CIC 575 Many of Jesus’ deeds and words constituted a “sign of contradiction”,1 but more so for the religious authorities in Jerusalem, whom the Gospel according to John often calls simply “the Jews”,2 than for the ordinary People of God.3 To be sure, Christ’s relations with the Pharisees were not exclusively polemical. Some Pharisees warn him of the danger he was courting;4 Jesus praises some of them, like the scribe of Mark 12:34, and dines several times at their homes.5 Jesus endorses some of the teachings imparted by this religious elite of God’s people: the resurrection of the dead,6 certain forms of piety (almsgiving, fasting and prayer),7 the custom of addressing God as Father, and the centrality of the commandment to love God and neighbor.8

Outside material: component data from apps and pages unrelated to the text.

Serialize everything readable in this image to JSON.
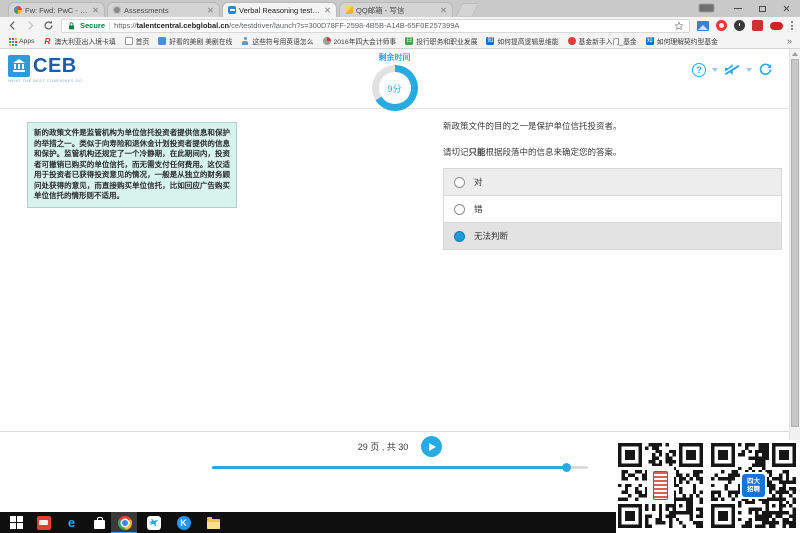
{
  "theme": {
    "accent": "#29abe2",
    "ceb_blue": "#1d5ca8",
    "secure_green": "#0b8043",
    "selected_radio": "#1e9ad7",
    "passage_bg": "#d7f3ec"
  },
  "browser": {
    "tabs": [
      {
        "title": "Fw: Fwd: PwC - thank yo"
      },
      {
        "title": "Assessments"
      },
      {
        "title": "Verbal Reasoning test | T"
      },
      {
        "title": "QQ邮箱 - 写信"
      }
    ],
    "address": {
      "security_label": "Secure",
      "url_scheme": "https://",
      "url_domain": "talentcentral.cebglobal.cn",
      "url_path": "/ce/testdriver/launch?s=300D78FF-2598-4B5B-A14B-65F0E257399A"
    },
    "bookmarks": [
      {
        "label": "Apps",
        "badge": ""
      },
      {
        "label": "澳大利亚出入境卡填",
        "badge": "R"
      },
      {
        "label": "首页",
        "badge": ""
      },
      {
        "label": "好看的美剧 美剧在线",
        "badge": ""
      },
      {
        "label": "这些符号用英语怎么",
        "badge": ""
      },
      {
        "label": "2016年四大会计师事",
        "badge": ""
      },
      {
        "label": "投行职务和职业发展",
        "badge": "日"
      },
      {
        "label": "如何提高逻辑思维能",
        "badge": "知"
      },
      {
        "label": "基金新手入门_基金",
        "badge": ""
      },
      {
        "label": "如何理解契约型基金",
        "badge": "知"
      }
    ],
    "bookmarks_overflow": "»"
  },
  "header": {
    "logo_text": "CEB",
    "logo_tagline": "WHAT THE BEST COMPANIES DO",
    "timer_label": "剩余时间",
    "timer_value": "9分",
    "timer_fraction": 0.66,
    "help_glyph": "?"
  },
  "content": {
    "passage": "新的政策文件是监管机构为单位信托投资者提供信息和保护的举措之一。类似于向寿险和退休金计划投资者提供的信息和保护。监管机构还规定了一个冷静期，在此期间内，投资者可撤销已购买的单位信托，而无需支付任何费用。这仅适用于投资者已获得投资意见的情况，一般是从独立的财务顾问处获得的意见，而直接购买单位信托，比如回应广告购买单位信托的情形则不适用。",
    "statement": "新政策文件的目的之一是保护单位信托投资者。",
    "instruction_prefix": "请切记",
    "instruction_bold": "只能",
    "instruction_suffix": "根据段落中的信息来确定您的答案。",
    "options": [
      {
        "label": "对",
        "selected": false
      },
      {
        "label": "错",
        "selected": false
      },
      {
        "label": "无法判断",
        "selected": true
      }
    ]
  },
  "footer": {
    "page_text": "29 页 , 共 30",
    "progress_fraction": 0.945
  },
  "overlay": {
    "qr2_logo_line1": "四大",
    "qr2_logo_line2": "招聘"
  },
  "taskbar": {
    "edge_glyph": "e",
    "k_glyph": "K"
  }
}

CIC 581 The Jewish people and their spiritual leaders viewed Jesus as a rabbi.9 He often argued within the framework of rabbinical interpretation of the Law.10 Yet Jesus could not help but offend the teachers of the Law, for he was not content to propose his interpretation alongside theirs but taught the people “as one who had authority, and not as their scribes”.11 In Jesus, the same Word of God that had resounded on Mount Sinai to give the written Law to Moses, made itself heard anew on the Mount of the Beatitudes.12 Jesus did not abolish the Law but fulfilled it by giving its ultimate interpretation in a divine way: “You have heard that it was said to the men of old. .. But I say to you. ..”13 With this same divine authority, he disavowed certain human traditions of the Pharisees that were “making void the word of God”.14

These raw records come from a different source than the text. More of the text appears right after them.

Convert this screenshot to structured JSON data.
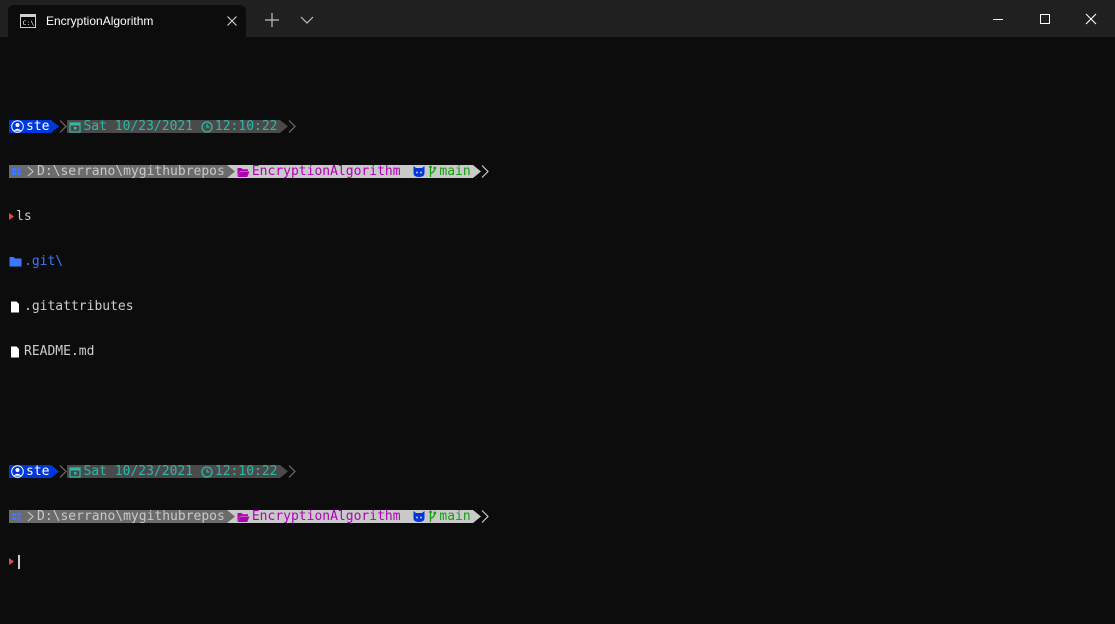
{
  "window": {
    "tab_title": "EncryptionAlgorithm",
    "tab_icon": "terminal-icon"
  },
  "colors": {
    "titlebar": "#202020",
    "terminal_bg": "#0c0c0c",
    "user_segment": "#0037da",
    "date_text": "#2eb8a8",
    "folder_text": "#b100b8",
    "git_text": "#13a10e",
    "prompt_char": "#e74856",
    "directory_text": "#3b78ff"
  },
  "prompts": [
    {
      "user": "ste",
      "date": "Sat 10/23/2021",
      "time": "12:10:22",
      "path": "D:\\serrano\\mygithubrepos",
      "folder": "EncryptionAlgorithm",
      "branch": "main"
    },
    {
      "user": "ste",
      "date": "Sat 10/23/2021",
      "time": "12:10:22",
      "path": "D:\\serrano\\mygithubrepos",
      "folder": "EncryptionAlgorithm",
      "branch": "main"
    }
  ],
  "command": "ls",
  "listing": [
    {
      "name": ".git\\",
      "kind": "directory",
      "icon": "folder-icon"
    },
    {
      "name": ".gitattributes",
      "kind": "file",
      "icon": "file-icon"
    },
    {
      "name": "README.md",
      "kind": "file",
      "icon": "file-icon"
    }
  ]
}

CIC 1824 Fruit of the Spirit and fullness of the Law, charity keeps the commandments of God and his Christ: “Abide in my love. If you keep my commandments, you will abide in my love.”15

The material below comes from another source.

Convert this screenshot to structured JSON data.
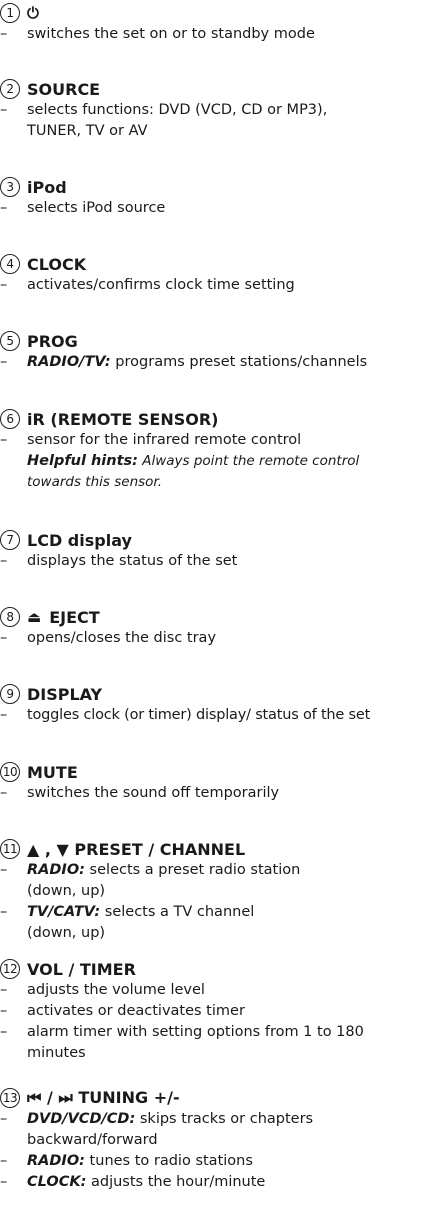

CIC 2055 When someone asks him, “Which commandment in the Law is the greatest?”16 Jesus replies: “You shall love the Lord your God with all your heart, and with all your soul, and with all your mind. This is the greatest and first commandment. And a second is like it: You shall love your neighbor as yourself. On these two commandments hang all the Law and the prophets.”17 The Decalogue must be interpreted in light of this twofold yet single commandment of love, the fullness of the Law:
The commandments: “You shall not commit adultery, You shall not kill, You shall not steal, You shall not covet,” and any other commandment, are summed up in this sentence: “You shall love your neighbor as yourself.” Love does no wrong to a neighbor; therefore love is the fulfilling of the law.18

CIC 2083 Jesus summed up man’s duties toward God in this saying: “You shall love the Lord your God with all your heart, and with all your soul, and with all your mind.”19 This immediately echoes the solemn call: “Hear, O Israel: the LORD our God is one LORD.”20
God has loved us first. The love of the One God is recalled in the first of the “ten words.” The commandments then make explicit the response of love that man is called to give to his God.

CIC 2196 In response to the question about the first of the commandments, Jesus says: “The first is, ‘Hear, O Israel: The Lord our God, the Lord is one; and you shall love the Lord your God with all your heart, and with all your soul, and with all your mind, and with all your strength.’ The second is this, ‘You shall love your neighbor as yourself.’ There is no other commandment greater than these.”21
The apostle St. Paul reminds us of this: “He who loves his neighbor has fulfilled the law. The commandments, ‘You shall not commit adultery, You shall not kill, You shall not steal, You shall not covet,‘ and any other commandment, are summed up in this sentence, ‘You shall love your neighbor as yourself.’ Love does no wrong to a neighbor; therefore love is the fulfilling of the law.”22

1 Lk 2:34.
2 Cf. Jn 1:19; 2:18; 5:10; 7:13; 9:22; 18:12; 19:38; 20:19.
3 Jn 7:48-49.
4 Cf Lk 13:31.
5 Cf. Lk 7:36; 14:1.
6 Cf. Mt 22:23-34; Lk 20:39.
7 Cf. Mt 6:18.
8 Cf. Mk 12:28-34.
9 Cf Jn 11:28; 3:2; Mt 22:23-24, 34-36.
10 Cf. Mt 12:5; 9:12; Mk 2:23-27; Lk 6:6-g; Jn 7:22-23.
11 Mt 7:28-29.
12 Cf. Mt 5:1.
13 Mt 5:33-34.
14 Mk 7:13; cf. 3:8.
15 Jn 15:9-10; cf. Mt 22:40; Rom 13:8-10.
16 Mt 22:36.
17 Mt 22:37-40; cf. Deut 6:5; Lev 19:18.
18 Rom 13:9-10.
19 Mt 22:37; cf. Lk 10:27:“... and with all your strength.”
20 Deut 6:4.
21 Mk 12:29-31; cf. Deut 6:4-5; Lev 19:18; Mt 22:34-40; Lk 10:25-28.
22 Rom 13:8-10.